However, we are unlikely to have absolutely everything in the cloud. Why? Because there are times where, because of a combination of law and regulation, you may have to own your own servers, have them on your own premises, and be in direct control at all times. Granted, these are likely to become more and more rare and exceptional, but these situations do exist, and will continue to exist.
Unicorn or Failure?
One example sometimes used to link DevOps and cloud services is NetFlix. In its early days, NetFlix attempted to run their own infrastructure. They suffered a series of performance and reliability problems. Eventually, they moved it all into Amazon AWS, moving the burden of keeping the gear running to Amazon and allowing NetFlix to focus on their core business. The proponents of “cloud == DevOps” see this as a victory, and vindication of DevOps and cloud as partners. NetFlix is one of the unicorns for DevOps.
Taking a devil’s advocate position, you could look at this as a failure on the part of NetFlix. Thousands of companies, including many very, very large ones, are able to build and manage their own infrastructure. They are able to keep it reliable, secure, and to scale it based on demand. Obviously Amazon is capable of this, since they do this with AWS and their site. That NetFlix couldn’t, and felt it was better to use AWS, isn’t necessarily a “victory”, and it doesn’t prove that DevOps requires cloud. I’m not saying this is a failure on the part of NetFlix. Balancing the cost of “getting it right” vs. looking at alternative solutions is responsible and rational. But that they couldn’t attract the talent needed to keep their infrastructure up to scratch isn’t automatically a case to link DevOps and cloud, and isn’t necessarily an absolute “win”.
They Complement Each Other
DevOps is about a balance of speed, agility and accountability. It is about getting releases out quickly, responding to change and problems rapidly, but doing all of it in a way that is traceable, auditable, repeatable and (done properly) secure. None of that, however, is predicated on the cloud as a requirement. Using cloud services can help. Cloud services and DevOps certainly complement each other.
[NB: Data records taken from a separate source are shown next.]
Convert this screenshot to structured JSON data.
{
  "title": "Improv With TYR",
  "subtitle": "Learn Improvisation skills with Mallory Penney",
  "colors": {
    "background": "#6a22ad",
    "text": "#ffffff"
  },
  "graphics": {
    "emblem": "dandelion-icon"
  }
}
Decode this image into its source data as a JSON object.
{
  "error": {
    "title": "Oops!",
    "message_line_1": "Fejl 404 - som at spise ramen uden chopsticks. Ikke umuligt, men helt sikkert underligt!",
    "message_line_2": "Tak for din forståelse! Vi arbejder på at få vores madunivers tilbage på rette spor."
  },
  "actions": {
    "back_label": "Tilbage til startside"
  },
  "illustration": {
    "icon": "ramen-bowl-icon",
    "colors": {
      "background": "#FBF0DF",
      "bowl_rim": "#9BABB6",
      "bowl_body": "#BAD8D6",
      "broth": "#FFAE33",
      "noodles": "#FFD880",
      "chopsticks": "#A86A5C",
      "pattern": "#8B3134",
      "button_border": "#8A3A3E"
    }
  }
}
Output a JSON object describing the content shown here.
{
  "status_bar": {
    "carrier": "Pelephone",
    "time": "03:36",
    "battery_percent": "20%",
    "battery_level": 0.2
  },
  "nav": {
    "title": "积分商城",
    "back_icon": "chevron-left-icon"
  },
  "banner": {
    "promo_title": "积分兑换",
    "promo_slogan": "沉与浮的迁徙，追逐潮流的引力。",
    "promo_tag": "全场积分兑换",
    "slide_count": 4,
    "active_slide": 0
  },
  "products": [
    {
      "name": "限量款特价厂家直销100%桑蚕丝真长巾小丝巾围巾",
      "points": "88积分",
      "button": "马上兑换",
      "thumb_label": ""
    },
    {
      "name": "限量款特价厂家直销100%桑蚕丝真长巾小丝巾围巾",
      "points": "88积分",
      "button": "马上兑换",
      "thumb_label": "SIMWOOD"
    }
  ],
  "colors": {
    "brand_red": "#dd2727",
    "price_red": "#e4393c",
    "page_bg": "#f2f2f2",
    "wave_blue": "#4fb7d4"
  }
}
Being able to rapidly set up a new server, or add capacity, in an hour or less brings a lot of flexibility to an organization and their services.
But to imply that you can’t have DevOps without the cloud is like saying you can’t be doing DevOps properly without using Java or Puppet or some other specific technology. DevOps is about automation as much as possible, and having a rapid and reliable process involving all parties to get product and fixes out the door. You can use DevOps principles on an iOS app using nothing by a couple of Macs and the continuous integration tools available in XCode and OS X. Granted, the deployment bit can’t be automated easily, but automatic deployment isn’t a requirement of DevOps. It’s an aspect that some organizations can take advantage of, but in some industries, your roll-out still may have to proceed in a manual fashion.
Certainly, DevOps benefits from the cloud (as it does from using open source tools, readily available CI/CD technologies and agile methodologies), but I’m not convinced you must use the cloud to successfully use DevOps. In some ways, it is the cloud services that have benefited from the rise of DevOps. But you can easily implement your own successful DevOps approach without it.